The Mazzuccas and Pyzyna have joined a lawsuit that attempts to prove that point and get homeowners fair settlements.
Attorney William P. Kelly, of the law firm MacArthur Kelly, represents 700 Sandy victims who claim they were cheated out of insurance payments by companies that doctored damage reports by engineers, or instructed adjusters to give artificially low damage estimates.
Kelly didn’t have to look far to find his first clients. They are his sister and brother-in-law, who live in Rockaway, Queens, near the neighborhood that burned during the storm and a few blocks from Kelly’s parents’ home.

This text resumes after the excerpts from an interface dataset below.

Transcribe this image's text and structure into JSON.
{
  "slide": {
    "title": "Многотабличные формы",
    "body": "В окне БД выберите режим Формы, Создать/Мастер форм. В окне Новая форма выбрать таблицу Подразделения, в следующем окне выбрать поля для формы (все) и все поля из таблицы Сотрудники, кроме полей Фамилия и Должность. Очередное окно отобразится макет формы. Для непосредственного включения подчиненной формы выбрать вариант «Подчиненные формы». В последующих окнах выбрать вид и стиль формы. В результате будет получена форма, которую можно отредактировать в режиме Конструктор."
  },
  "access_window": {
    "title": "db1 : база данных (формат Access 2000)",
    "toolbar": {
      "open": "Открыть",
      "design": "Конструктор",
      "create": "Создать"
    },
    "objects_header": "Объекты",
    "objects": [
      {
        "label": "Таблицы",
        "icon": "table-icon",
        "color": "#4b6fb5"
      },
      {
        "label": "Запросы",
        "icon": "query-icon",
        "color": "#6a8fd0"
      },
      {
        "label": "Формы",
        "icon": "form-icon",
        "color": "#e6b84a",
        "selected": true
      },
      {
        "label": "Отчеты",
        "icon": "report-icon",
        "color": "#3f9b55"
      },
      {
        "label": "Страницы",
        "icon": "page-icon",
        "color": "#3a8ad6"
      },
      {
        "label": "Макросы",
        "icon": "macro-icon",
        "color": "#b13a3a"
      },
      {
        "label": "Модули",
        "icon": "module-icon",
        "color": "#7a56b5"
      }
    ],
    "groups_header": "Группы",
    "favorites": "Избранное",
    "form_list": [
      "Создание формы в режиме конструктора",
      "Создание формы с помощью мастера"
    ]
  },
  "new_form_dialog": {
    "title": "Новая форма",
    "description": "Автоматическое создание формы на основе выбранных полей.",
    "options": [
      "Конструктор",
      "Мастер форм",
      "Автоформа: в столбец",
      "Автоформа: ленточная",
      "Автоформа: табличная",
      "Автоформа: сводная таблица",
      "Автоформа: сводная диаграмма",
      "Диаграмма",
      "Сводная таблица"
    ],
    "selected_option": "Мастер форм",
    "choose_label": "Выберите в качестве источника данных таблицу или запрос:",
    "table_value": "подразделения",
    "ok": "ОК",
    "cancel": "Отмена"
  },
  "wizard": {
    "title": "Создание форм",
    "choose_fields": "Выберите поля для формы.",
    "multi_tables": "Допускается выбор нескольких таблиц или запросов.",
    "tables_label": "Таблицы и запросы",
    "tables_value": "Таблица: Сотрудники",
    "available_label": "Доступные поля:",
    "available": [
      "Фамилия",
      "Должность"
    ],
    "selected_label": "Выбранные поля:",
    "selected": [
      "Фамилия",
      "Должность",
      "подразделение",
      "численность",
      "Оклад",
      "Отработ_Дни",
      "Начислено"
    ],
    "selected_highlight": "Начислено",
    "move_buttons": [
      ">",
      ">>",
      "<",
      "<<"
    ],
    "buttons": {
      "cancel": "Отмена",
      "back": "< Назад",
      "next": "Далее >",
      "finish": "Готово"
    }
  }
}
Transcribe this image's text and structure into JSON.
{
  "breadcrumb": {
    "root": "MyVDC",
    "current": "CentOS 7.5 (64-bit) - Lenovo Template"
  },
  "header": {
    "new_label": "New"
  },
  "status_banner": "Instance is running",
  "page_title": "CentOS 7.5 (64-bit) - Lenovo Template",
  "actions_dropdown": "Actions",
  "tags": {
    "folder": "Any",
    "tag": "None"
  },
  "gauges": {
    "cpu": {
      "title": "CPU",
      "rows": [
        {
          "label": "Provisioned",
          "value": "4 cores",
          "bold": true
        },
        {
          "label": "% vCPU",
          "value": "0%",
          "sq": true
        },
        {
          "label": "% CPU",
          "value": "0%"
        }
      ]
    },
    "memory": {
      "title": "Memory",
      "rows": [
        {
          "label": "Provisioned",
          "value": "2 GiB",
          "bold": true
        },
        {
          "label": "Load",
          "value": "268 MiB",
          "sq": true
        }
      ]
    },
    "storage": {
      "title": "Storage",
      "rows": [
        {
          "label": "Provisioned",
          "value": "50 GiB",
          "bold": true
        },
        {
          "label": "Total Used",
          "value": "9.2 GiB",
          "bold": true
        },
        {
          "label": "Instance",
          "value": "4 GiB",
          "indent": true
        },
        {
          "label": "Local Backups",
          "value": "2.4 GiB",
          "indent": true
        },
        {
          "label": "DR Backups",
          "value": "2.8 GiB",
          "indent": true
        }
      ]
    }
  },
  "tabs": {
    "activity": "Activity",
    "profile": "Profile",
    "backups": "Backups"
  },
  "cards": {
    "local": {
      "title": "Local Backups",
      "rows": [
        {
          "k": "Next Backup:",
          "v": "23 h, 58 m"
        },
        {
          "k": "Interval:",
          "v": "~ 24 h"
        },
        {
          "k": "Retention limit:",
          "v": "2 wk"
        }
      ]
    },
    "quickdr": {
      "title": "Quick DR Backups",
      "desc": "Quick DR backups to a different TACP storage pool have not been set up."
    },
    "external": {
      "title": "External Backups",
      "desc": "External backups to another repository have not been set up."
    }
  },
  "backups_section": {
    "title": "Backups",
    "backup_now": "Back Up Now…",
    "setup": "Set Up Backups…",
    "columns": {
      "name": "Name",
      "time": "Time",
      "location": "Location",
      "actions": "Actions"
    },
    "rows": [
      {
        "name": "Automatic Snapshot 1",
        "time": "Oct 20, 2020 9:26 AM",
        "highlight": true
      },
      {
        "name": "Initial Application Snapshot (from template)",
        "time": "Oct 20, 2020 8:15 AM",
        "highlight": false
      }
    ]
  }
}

“They got 5 feet of water from the Jamaica Bay,” Kelly said from his New York office. “When they told me the insurance company said the structural damage wasn’t caused by flooding, I said, ‘Don’t worry, they’ll work it out.’

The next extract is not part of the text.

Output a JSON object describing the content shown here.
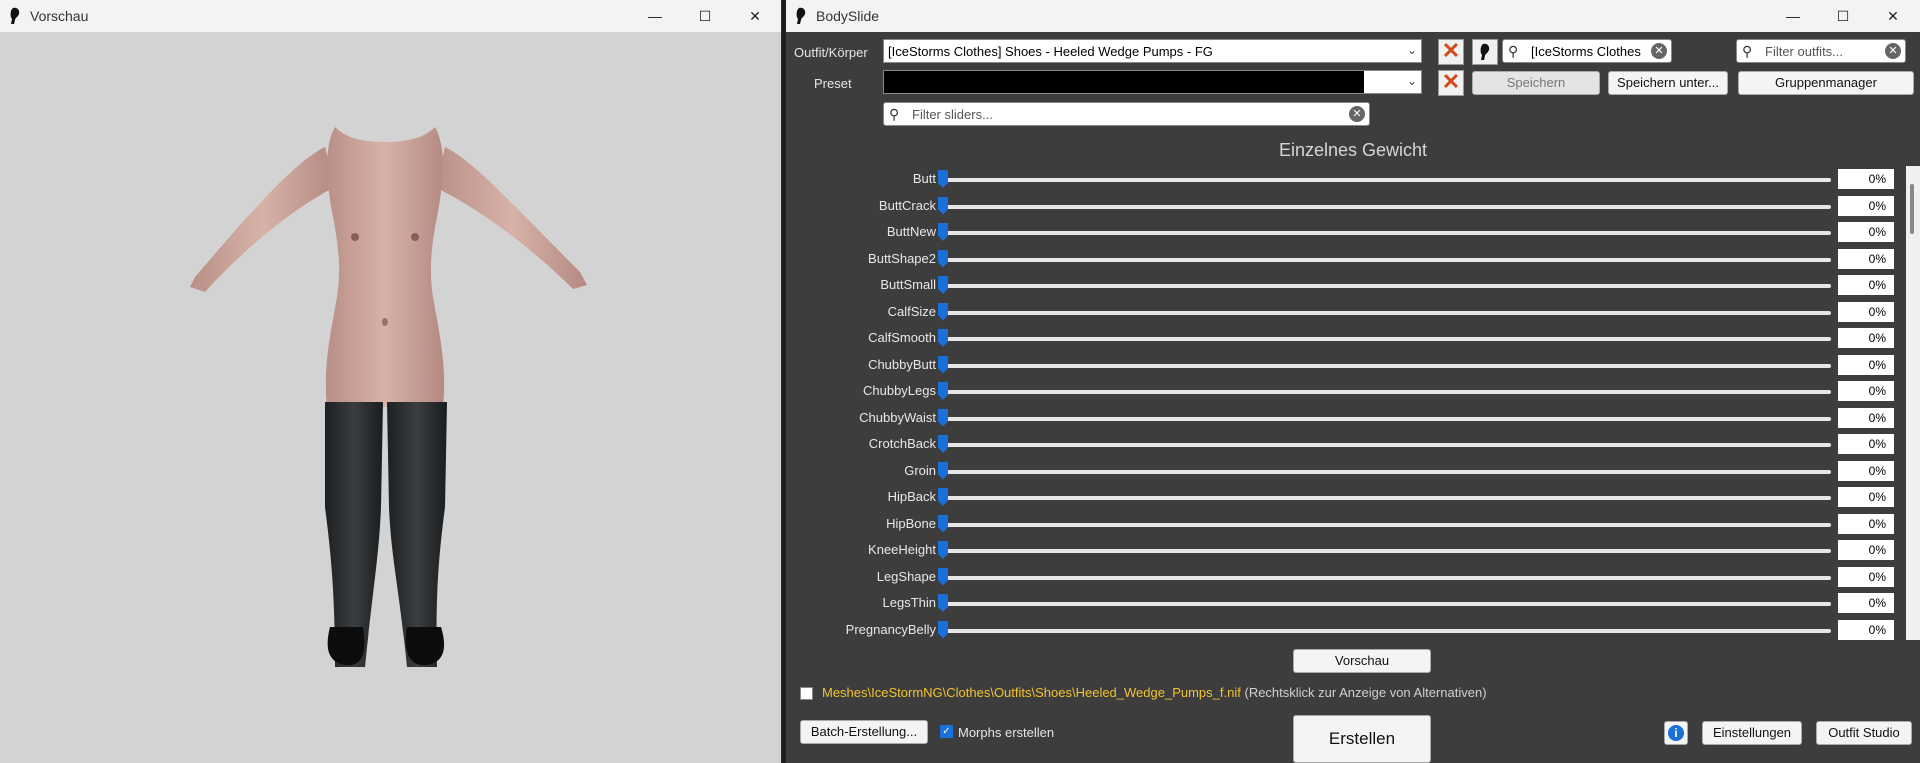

“Then I started getting more and more calls. Truthfully, I couldn’t believe it at first,” Kelly said. “I kept telling people to refile and they’ll eventually pay out.”
But the insurance companies didn’t pay out. And the calls kept coming. Six months after the storm, Kelly had 50 clients. By that summer, the number climbed to 250.
“It was the same story. The insurance companies said their damage was caused by soil movement or wind,” Kelly said. “It defies logic that destroyed homes, from the tip of Long Island to way down into Jersey Shore, were all built on shifting soil.”
In putting the case together, Kelly’s firm found possible evidence of fraud. As first reported by International Business Weekly and then “60 Minutes,” local engineers claim their reports were changed by insurance companies. Soil erosion and wind were blamed for destruction, not Sandy’s powerful waves and bay flooding.
What Pyzyna called “collusion,” Kelly saw as “a perversion of the whole process.”
“Nobody wants to see fraud, but this became prosecutorial,” Kelly said. “These people lost their homes, and their families were displaced, and then they were essentially asked to defend (the amount of) their damages.
“I couldn’t understand why the insurance companies would do that,” Kelly said. “It’s not their money. It’s the government’s money (for FEMA-backed flood insurance). So why would they compound people’s misery – people who have lost their homes and all their possessions – by defrauding them out of a fair and legal settlement.”
Pyzyna said she was “made to feel like a criminal” when she asked for reimbursement of items in her dishwasher contaminated by sewage backup.
“The adjuster actually said, ‘How do I know these pictures aren’t of the plates you had in the cabinet?’ ” she said.
“Our guy was like, ‘See these cracks (in the foundation)? They were there before,’ ” Mike Mazzucca said. “I said, ‘Yeah, but the house didn’t fall down before.’ They looked at normal cracks and made it sound like the house was unstable before it got hit by a wall of water.”
FEMA communications director Rafael Lemaitre, in a phone interview Thursday, said there are about 2,000 cases of fraud complaints against FEMA-backed insurance carriers.
“These allegations are deeply, deeply troubling and we take them very seriously,” he said.
Lemaitre said new FEMA director Brad Kieserman is “very intent on making sweeping reforms to the National Flood Insurance Program and has already taken steps to add accountability and transparency.”
And that’s not just moving forward. That’s looking back, too. The agency plans to create a pathway to reopen any Sandy claim in which people believe they were cheated or given low payouts by flood insurers.
“There were 144,000 flood claims over Sandy,” Lemaitre said, “and 99 percent were handled without any problems that we know of. But we’re taking the unprecedented step to establish a process for people who have any questions and concerns about their claims. We will reopen those claims if necessary.”
Lemaitre said those plans will be finalized in several weeks.Like this article? Chip in $5